[AVAILABLE RECORDS Boundary: Start]

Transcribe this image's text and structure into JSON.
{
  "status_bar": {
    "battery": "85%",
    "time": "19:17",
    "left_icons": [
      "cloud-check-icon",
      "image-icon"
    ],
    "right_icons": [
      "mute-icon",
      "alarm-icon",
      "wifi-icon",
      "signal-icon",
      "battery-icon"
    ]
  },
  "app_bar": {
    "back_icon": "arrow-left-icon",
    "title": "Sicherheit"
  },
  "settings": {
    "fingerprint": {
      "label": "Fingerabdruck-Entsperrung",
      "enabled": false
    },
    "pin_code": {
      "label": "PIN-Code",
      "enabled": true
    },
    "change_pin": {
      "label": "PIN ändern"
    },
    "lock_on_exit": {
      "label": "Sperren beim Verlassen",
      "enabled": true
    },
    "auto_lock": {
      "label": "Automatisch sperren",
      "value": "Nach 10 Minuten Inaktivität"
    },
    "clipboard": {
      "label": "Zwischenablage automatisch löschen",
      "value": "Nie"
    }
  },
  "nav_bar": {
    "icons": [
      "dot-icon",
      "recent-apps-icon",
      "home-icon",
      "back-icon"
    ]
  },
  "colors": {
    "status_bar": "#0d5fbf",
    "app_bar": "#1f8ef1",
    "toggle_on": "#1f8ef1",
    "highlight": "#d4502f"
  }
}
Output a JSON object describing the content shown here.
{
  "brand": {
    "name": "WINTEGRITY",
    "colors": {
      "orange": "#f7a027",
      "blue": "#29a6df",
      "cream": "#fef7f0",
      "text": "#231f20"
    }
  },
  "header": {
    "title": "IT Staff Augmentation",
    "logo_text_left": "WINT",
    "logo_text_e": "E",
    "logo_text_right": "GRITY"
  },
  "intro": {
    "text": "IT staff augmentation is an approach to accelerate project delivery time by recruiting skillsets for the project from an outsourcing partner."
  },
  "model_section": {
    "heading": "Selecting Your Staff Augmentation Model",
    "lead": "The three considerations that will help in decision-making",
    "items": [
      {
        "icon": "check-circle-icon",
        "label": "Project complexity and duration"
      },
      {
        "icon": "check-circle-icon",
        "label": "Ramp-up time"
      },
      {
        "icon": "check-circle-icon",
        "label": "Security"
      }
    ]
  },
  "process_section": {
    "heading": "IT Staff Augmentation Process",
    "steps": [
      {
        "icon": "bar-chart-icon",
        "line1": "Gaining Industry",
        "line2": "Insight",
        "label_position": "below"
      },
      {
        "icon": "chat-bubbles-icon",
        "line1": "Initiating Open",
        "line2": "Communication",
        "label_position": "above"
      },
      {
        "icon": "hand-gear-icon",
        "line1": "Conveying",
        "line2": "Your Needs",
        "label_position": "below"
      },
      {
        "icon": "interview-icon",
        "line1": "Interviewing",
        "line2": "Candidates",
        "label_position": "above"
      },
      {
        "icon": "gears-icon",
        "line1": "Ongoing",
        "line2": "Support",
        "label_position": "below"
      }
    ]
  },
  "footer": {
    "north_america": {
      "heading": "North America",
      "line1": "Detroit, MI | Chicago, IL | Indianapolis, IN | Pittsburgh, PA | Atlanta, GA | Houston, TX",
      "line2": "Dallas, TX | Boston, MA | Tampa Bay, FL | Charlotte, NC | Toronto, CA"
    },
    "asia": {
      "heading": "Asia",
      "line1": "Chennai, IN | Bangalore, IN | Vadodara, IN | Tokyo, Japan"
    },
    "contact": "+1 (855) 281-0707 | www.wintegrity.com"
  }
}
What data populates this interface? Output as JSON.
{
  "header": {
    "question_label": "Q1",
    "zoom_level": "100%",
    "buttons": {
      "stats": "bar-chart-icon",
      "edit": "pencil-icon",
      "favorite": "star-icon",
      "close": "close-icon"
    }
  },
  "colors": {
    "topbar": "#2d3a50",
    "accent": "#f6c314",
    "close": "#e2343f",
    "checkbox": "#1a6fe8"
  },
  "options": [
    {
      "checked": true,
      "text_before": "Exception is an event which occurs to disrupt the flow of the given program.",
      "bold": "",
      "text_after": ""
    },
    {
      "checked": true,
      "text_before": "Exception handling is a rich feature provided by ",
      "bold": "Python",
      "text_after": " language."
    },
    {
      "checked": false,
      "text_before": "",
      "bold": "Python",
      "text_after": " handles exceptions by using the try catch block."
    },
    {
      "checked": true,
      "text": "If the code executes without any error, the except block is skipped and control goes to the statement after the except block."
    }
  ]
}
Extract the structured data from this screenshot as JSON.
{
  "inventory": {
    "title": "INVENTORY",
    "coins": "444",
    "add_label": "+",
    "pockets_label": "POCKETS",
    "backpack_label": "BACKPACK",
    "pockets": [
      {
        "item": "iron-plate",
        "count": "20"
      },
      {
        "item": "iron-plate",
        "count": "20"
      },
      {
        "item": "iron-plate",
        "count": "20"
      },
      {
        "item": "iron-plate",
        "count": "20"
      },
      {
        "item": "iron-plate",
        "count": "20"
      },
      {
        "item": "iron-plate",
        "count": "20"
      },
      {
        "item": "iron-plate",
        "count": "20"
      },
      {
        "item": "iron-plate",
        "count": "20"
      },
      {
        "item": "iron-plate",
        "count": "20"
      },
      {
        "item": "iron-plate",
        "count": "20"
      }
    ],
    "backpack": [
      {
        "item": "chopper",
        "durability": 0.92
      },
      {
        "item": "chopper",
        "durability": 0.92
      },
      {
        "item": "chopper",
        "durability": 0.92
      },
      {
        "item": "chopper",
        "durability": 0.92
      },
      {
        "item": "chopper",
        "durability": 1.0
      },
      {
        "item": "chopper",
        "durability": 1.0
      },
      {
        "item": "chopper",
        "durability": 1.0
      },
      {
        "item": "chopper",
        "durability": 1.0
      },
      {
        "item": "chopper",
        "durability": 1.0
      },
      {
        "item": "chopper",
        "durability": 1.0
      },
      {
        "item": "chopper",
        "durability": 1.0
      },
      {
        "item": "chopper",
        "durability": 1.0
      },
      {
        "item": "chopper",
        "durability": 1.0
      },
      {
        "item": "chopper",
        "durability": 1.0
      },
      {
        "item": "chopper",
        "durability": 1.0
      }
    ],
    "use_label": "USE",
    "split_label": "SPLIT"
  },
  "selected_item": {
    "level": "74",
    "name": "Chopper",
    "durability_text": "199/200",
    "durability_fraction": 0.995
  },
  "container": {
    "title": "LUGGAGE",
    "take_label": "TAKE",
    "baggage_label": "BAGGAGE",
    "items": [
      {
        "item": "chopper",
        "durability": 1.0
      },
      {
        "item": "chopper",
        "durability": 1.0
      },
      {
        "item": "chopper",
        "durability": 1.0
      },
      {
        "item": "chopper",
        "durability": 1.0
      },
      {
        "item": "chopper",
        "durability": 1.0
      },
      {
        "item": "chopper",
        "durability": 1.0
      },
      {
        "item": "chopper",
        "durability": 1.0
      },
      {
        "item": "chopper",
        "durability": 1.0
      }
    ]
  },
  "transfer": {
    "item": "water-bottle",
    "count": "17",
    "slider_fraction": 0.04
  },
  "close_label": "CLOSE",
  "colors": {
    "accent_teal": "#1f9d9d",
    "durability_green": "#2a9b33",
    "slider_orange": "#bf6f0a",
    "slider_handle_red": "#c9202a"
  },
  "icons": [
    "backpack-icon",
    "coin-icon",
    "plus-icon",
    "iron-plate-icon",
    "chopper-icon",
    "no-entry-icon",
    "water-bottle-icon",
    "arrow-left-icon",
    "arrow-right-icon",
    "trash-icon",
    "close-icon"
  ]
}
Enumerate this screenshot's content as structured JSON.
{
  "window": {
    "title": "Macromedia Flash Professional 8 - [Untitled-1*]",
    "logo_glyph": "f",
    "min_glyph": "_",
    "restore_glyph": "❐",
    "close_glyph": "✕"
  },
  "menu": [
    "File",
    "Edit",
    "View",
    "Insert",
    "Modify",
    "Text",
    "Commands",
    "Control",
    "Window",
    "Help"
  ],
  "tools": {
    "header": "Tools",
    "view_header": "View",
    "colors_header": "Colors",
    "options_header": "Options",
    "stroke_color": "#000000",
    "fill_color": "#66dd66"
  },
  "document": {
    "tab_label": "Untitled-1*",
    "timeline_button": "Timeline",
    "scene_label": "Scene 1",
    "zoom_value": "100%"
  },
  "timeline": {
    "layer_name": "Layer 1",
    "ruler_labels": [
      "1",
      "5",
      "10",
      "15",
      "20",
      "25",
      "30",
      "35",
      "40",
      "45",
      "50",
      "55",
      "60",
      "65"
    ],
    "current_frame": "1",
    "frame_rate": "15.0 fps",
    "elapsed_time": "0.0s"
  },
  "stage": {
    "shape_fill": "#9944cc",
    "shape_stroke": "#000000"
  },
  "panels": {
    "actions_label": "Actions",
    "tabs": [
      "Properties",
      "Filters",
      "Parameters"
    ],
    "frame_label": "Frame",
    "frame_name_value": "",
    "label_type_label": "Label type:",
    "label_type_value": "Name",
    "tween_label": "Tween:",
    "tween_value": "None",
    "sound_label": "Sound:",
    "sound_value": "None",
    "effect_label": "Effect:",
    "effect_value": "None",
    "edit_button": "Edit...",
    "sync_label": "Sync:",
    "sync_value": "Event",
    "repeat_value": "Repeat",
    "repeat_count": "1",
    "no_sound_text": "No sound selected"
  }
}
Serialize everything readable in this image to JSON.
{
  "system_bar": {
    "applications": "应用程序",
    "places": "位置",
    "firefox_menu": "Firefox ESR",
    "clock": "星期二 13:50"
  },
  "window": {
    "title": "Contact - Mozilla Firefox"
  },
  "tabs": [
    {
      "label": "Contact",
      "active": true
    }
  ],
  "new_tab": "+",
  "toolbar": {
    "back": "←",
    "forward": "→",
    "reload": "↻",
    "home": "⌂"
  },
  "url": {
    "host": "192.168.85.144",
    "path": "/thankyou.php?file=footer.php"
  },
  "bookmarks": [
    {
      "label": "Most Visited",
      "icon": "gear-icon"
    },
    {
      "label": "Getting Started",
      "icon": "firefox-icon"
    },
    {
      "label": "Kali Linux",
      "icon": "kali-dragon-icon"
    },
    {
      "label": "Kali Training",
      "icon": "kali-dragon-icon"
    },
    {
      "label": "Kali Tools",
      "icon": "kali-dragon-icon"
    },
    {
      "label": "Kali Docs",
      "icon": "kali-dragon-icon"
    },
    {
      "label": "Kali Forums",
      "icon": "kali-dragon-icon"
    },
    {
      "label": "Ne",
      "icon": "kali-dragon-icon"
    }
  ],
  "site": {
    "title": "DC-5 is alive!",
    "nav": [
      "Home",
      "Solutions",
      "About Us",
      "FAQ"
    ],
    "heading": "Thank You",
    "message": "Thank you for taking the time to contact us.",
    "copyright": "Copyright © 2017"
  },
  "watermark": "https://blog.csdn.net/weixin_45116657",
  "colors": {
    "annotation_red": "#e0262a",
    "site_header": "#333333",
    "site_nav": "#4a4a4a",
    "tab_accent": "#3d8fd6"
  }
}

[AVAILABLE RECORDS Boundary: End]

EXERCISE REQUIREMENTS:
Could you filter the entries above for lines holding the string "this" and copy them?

SOLUTION:
Transcribe this image's text and structure into JSON.
What data populates this interface? Output as JSON.
Extract the structured data from this screenshot as JSON.
Enumerate this screenshot's content as structured JSON.
Serialize everything readable in this image to JSON.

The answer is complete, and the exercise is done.